Develop and commercialize surgical sutures comply with official regulations and requirements of our customers, with an optimal price-quality ratio.


World class manufacturing and packaging equipment and sophisticated processes designed and operated by our competent and devoted staff.


We are committed to the manufacture and commercialization of surgical sutures that comply with the regulations and satisfy the needs of our clients, through a quality management system.

Our View

To be leaders in the manufacture and commercialization of surgical sutures and absorbable sutures within the national and International market.

Suture Range of Products

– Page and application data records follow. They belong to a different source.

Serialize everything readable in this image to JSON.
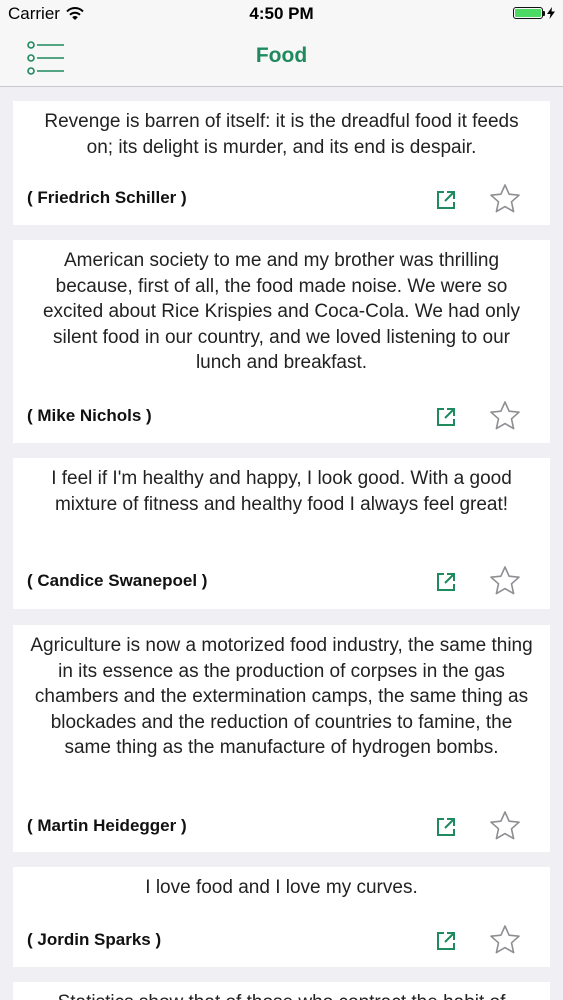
{
  "status_bar": {
    "carrier": "Carrier",
    "time": "4:50 PM"
  },
  "nav": {
    "title": "Food",
    "menu_icon": "list-menu-icon"
  },
  "colors": {
    "accent": "#1f8a5e",
    "battery": "#4cd964"
  },
  "quotes": [
    {
      "text": "Revenge is barren of itself: it is the dreadful food it feeds on; its delight is murder, and its end is despair.",
      "author": "( Friedrich Schiller )"
    },
    {
      "text": "American society to me and my brother was thrilling because, first of all, the food made noise. We were so excited about Rice Krispies and Coca-Cola. We had only silent food in our country, and we loved listening to our lunch and breakfast.",
      "author": "( Mike Nichols )"
    },
    {
      "text": "I feel if I'm healthy and happy, I look good. With a good mixture of fitness and healthy food I always feel great!",
      "author": "( Candice Swanepoel )"
    },
    {
      "text": "Agriculture is now a motorized food industry, the same thing in its essence as the production of corpses in the gas chambers and the extermination camps, the same thing as blockades and the reduction of countries to famine, the same thing as the manufacture of hydrogen bombs.",
      "author": "( Martin Heidegger )"
    },
    {
      "text": "I love food and I love my curves.",
      "author": "( Jordin Sparks )"
    },
    {
      "text": "Statistics show that of those who contract the habit of",
      "author": ""
    }
  ]
}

we use highly sophisticated and advanced equipments for manufacturing and packing sutures. So is the process designed and operated by Universal Surgicals’ highly professional and dedicated technical and non-technical manpower.

What is Surgical Suture?

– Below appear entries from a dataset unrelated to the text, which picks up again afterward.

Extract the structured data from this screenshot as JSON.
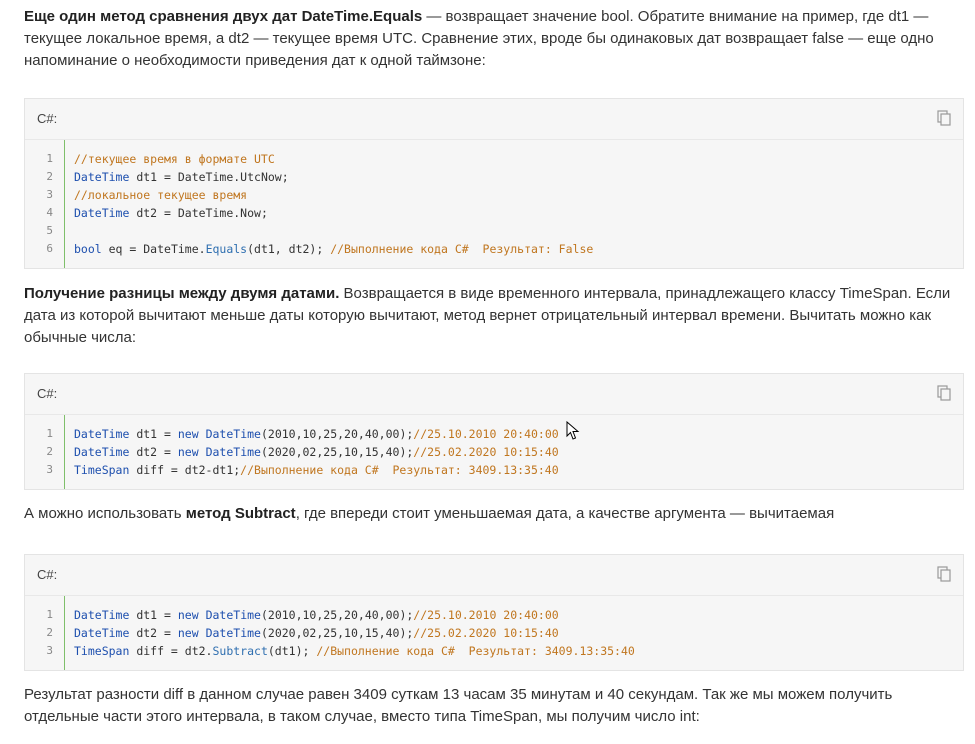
{
  "paragraphs": {
    "p1_bold": "Еще один метод сравнения двух дат DateTime.Equals",
    "p1_rest": " — возвращает значение bool. Обратите внимание на пример, где dt1 — текущее локальное время, а dt2 — текущее время UTC. Сравнение этих, вроде бы одинаковых дат возвращает false — еще одно напоминание о необходимости приведения дат к одной таймзоне:",
    "p2_bold": "Получение разницы между двумя датами.",
    "p2_rest": " Возвращается в виде временного интервала, принадлежащего классу TimeSpan. Если дата из которой вычитают меньше даты которую вычитают, метод вернет отрицательный интервал времени. Вычитать можно как обычные числа:",
    "p3_pre": "А можно использовать ",
    "p3_bold": "метод Subtract",
    "p3_post": ", где впереди стоит уменьшаемая дата, а качестве аргумента — вычитаемая",
    "p4": "Результат разности diff в данном случае равен 3409 суткам 13 часам 35 минутам и 40 секундам. Так же мы можем получить отдельные части этого интервала, в таком случае, вместо типа TimeSpan, мы получим число int:"
  },
  "code_blocks": [
    {
      "lang": "C#:",
      "lines": [
        {
          "n": "1",
          "tokens": [
            {
              "t": "//текущее время в формате UTC",
              "c": "cm"
            }
          ]
        },
        {
          "n": "2",
          "tokens": [
            {
              "t": "DateTime",
              "c": "kw"
            },
            {
              "t": " dt1 = DateTime.UtcNow;",
              "c": ""
            }
          ]
        },
        {
          "n": "3",
          "tokens": [
            {
              "t": "//локальное текущее время",
              "c": "cm"
            }
          ]
        },
        {
          "n": "4",
          "tokens": [
            {
              "t": "DateTime",
              "c": "kw"
            },
            {
              "t": " dt2 = DateTime.Now;",
              "c": ""
            }
          ]
        },
        {
          "n": "5",
          "tokens": []
        },
        {
          "n": "6",
          "tokens": [
            {
              "t": "bool",
              "c": "kw"
            },
            {
              "t": " eq = DateTime.",
              "c": ""
            },
            {
              "t": "Equals",
              "c": "fn"
            },
            {
              "t": "(dt1, dt2); ",
              "c": ""
            },
            {
              "t": "//Выполнение кода C#  Результат: False",
              "c": "cm"
            }
          ]
        }
      ]
    },
    {
      "lang": "C#:",
      "lines": [
        {
          "n": "1",
          "tokens": [
            {
              "t": "DateTime",
              "c": "kw"
            },
            {
              "t": " dt1 = ",
              "c": ""
            },
            {
              "t": "new",
              "c": "kw"
            },
            {
              "t": " ",
              "c": ""
            },
            {
              "t": "DateTime",
              "c": "kw"
            },
            {
              "t": "(2010,10,25,20,40,00);",
              "c": ""
            },
            {
              "t": "//25.10.2010 20:40:00",
              "c": "cm"
            }
          ]
        },
        {
          "n": "2",
          "tokens": [
            {
              "t": "DateTime",
              "c": "kw"
            },
            {
              "t": " dt2 = ",
              "c": ""
            },
            {
              "t": "new",
              "c": "kw"
            },
            {
              "t": " ",
              "c": ""
            },
            {
              "t": "DateTime",
              "c": "kw"
            },
            {
              "t": "(2020,02,25,10,15,40);",
              "c": ""
            },
            {
              "t": "//25.02.2020 10:15:40",
              "c": "cm"
            }
          ]
        },
        {
          "n": "3",
          "tokens": [
            {
              "t": "TimeSpan",
              "c": "kw"
            },
            {
              "t": " diff = dt2-dt1;",
              "c": ""
            },
            {
              "t": "//Выполнение кода C#  Результат: 3409.13:35:40",
              "c": "cm"
            }
          ]
        }
      ]
    },
    {
      "lang": "C#:",
      "lines": [
        {
          "n": "1",
          "tokens": [
            {
              "t": "DateTime",
              "c": "kw"
            },
            {
              "t": " dt1 = ",
              "c": ""
            },
            {
              "t": "new",
              "c": "kw"
            },
            {
              "t": " ",
              "c": ""
            },
            {
              "t": "DateTime",
              "c": "kw"
            },
            {
              "t": "(2010,10,25,20,40,00);",
              "c": ""
            },
            {
              "t": "//25.10.2010 20:40:00",
              "c": "cm"
            }
          ]
        },
        {
          "n": "2",
          "tokens": [
            {
              "t": "DateTime",
              "c": "kw"
            },
            {
              "t": " dt2 = ",
              "c": ""
            },
            {
              "t": "new",
              "c": "kw"
            },
            {
              "t": " ",
              "c": ""
            },
            {
              "t": "DateTime",
              "c": "kw"
            },
            {
              "t": "(2020,02,25,10,15,40);",
              "c": ""
            },
            {
              "t": "//25.02.2020 10:15:40",
              "c": "cm"
            }
          ]
        },
        {
          "n": "3",
          "tokens": [
            {
              "t": "TimeSpan",
              "c": "kw"
            },
            {
              "t": " diff = dt2.",
              "c": ""
            },
            {
              "t": "Subtract",
              "c": "fn"
            },
            {
              "t": "(dt1); ",
              "c": ""
            },
            {
              "t": "//Выполнение кода C#  Результат: 3409.13:35:40",
              "c": "cm"
            }
          ]
        }
      ]
    }
  ],
  "icons": {
    "copy": "copy-icon",
    "cursor": "mouse-cursor-icon"
  },
  "colors": {
    "keyword": "#1d4fae",
    "comment": "#c0761f",
    "method": "#2f6fb0",
    "gutter": "#7fbf6a",
    "code_bg": "#f6f6f6"
  }
}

The suture is a term derived from the Latin word called sutūra. In the context of medicine, a suture is a seam that is done with the aim of closing a wound. For example: "The suture scar will last for life", "After the accident, the young man received eight stitches in his left arm", "It is a very small wound that will heal on its own, it is not necessary to make a suture".
The purpose of the suture is to rejoin that which was separated or damaged: a tissue, an organ, a vessel, etc. When the wound does not close itself, naturally, a doctor can develop a suture with the aim of re-joining what was broken and allowing healing.A suture of this type can be compared with the action of sewing a garment. The physician sews the wound with a hypoallergenic material and binds the suture in place. When performing a suture, apply surgical stitches. With the wound closed, certain substances and microorganisms are prevented from entering the body, avoiding infections.
Usually, stitches of the suture should be removed through a new procedure. There are sutures, however, made with materials that are absorbed by the body.
It is known as a suture, on the other hand, to a kind of fibrous joint that occurs only in our skull, that is, in the bones of our head. Thanks to these sutures, which join together through the so-called Sharpe fibers, the skull can enjoy a moderate amount of movement, which also contributes to its elasticity and compliance (ability to stretch or relax to resist the environment and then regain its original size).

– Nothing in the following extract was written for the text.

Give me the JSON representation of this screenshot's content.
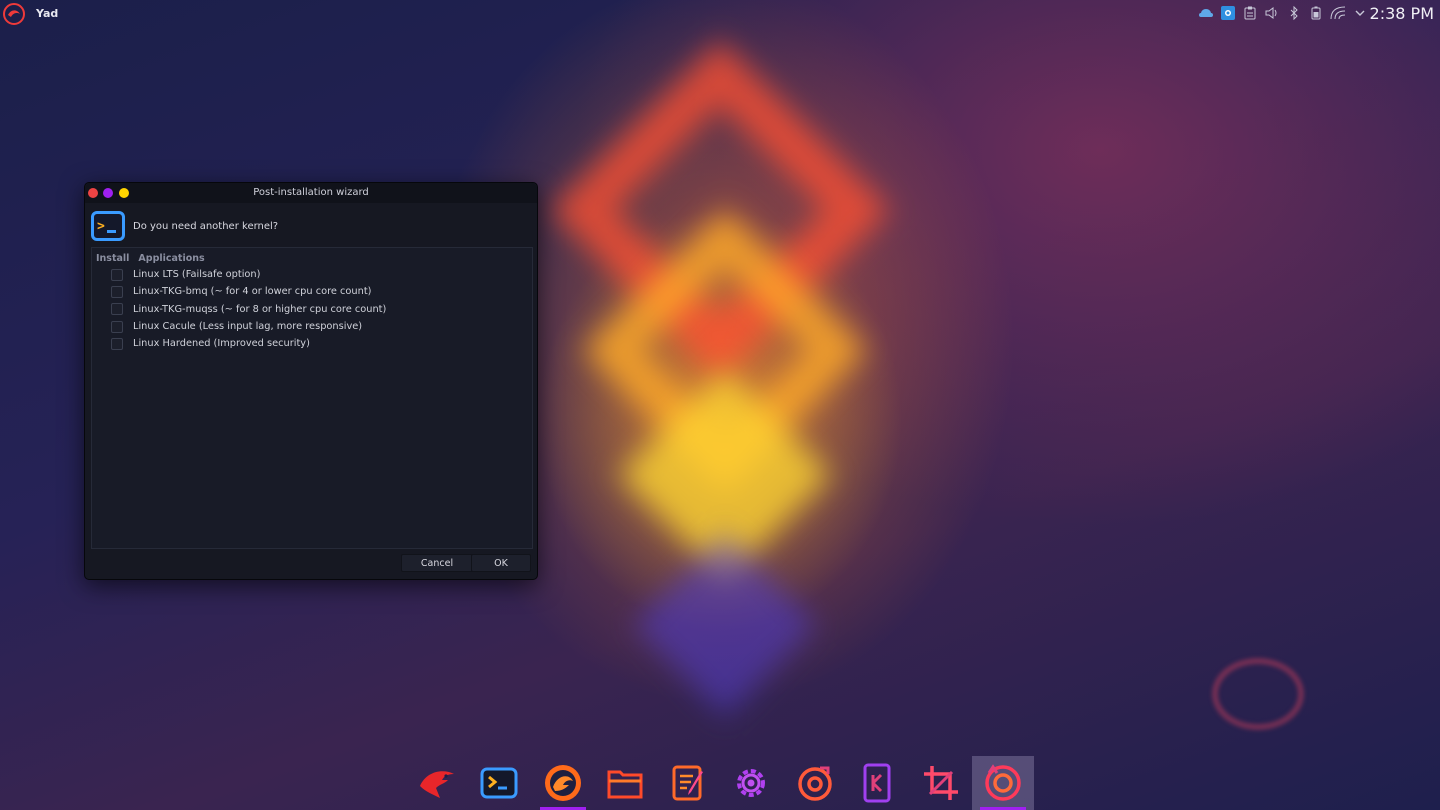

Usually, the skull of a newborn child does not have all the necessary welds between the different bones of the head, and from this phenomenon arise the well-known "fontanelles", which are the soft parts that doctors advise to play with utmost care. This process by which the bones merge is called craniosynostosis.
Throughout the life of an adult, the relative position of each bone of the head continues to change, at a much slower rate than in the first months and years of life, and this can be very useful to archaeologists and Forensic doctors to determine the age of a subject. In fact, the sutures of an elderly person's skull can become bone.
It should be noted that the only case of bones of the head that are not articulated by a suture is the jaw and skull (the so-called temporomandibular joint). Let's look at some of the many skull sutures: For many thousands of years, many types of suture material have been known. In various publications, dating back 1,500 years. A wide variety of materials used in these early surgical sutures, among which are plant fibers, animal manes, bones, bones, etc. The staples used today have an origin in sutures with jaws of ants, which were applied to the edge of the wound.
The main problem of early interventions was the lack of asepsis, which caused serious infections, which often led the patient to death. Only after the discoveries of Lister, who introduced the formaldehyde, his use has been safe. Since then suture techniques have reached a very advanced state of development.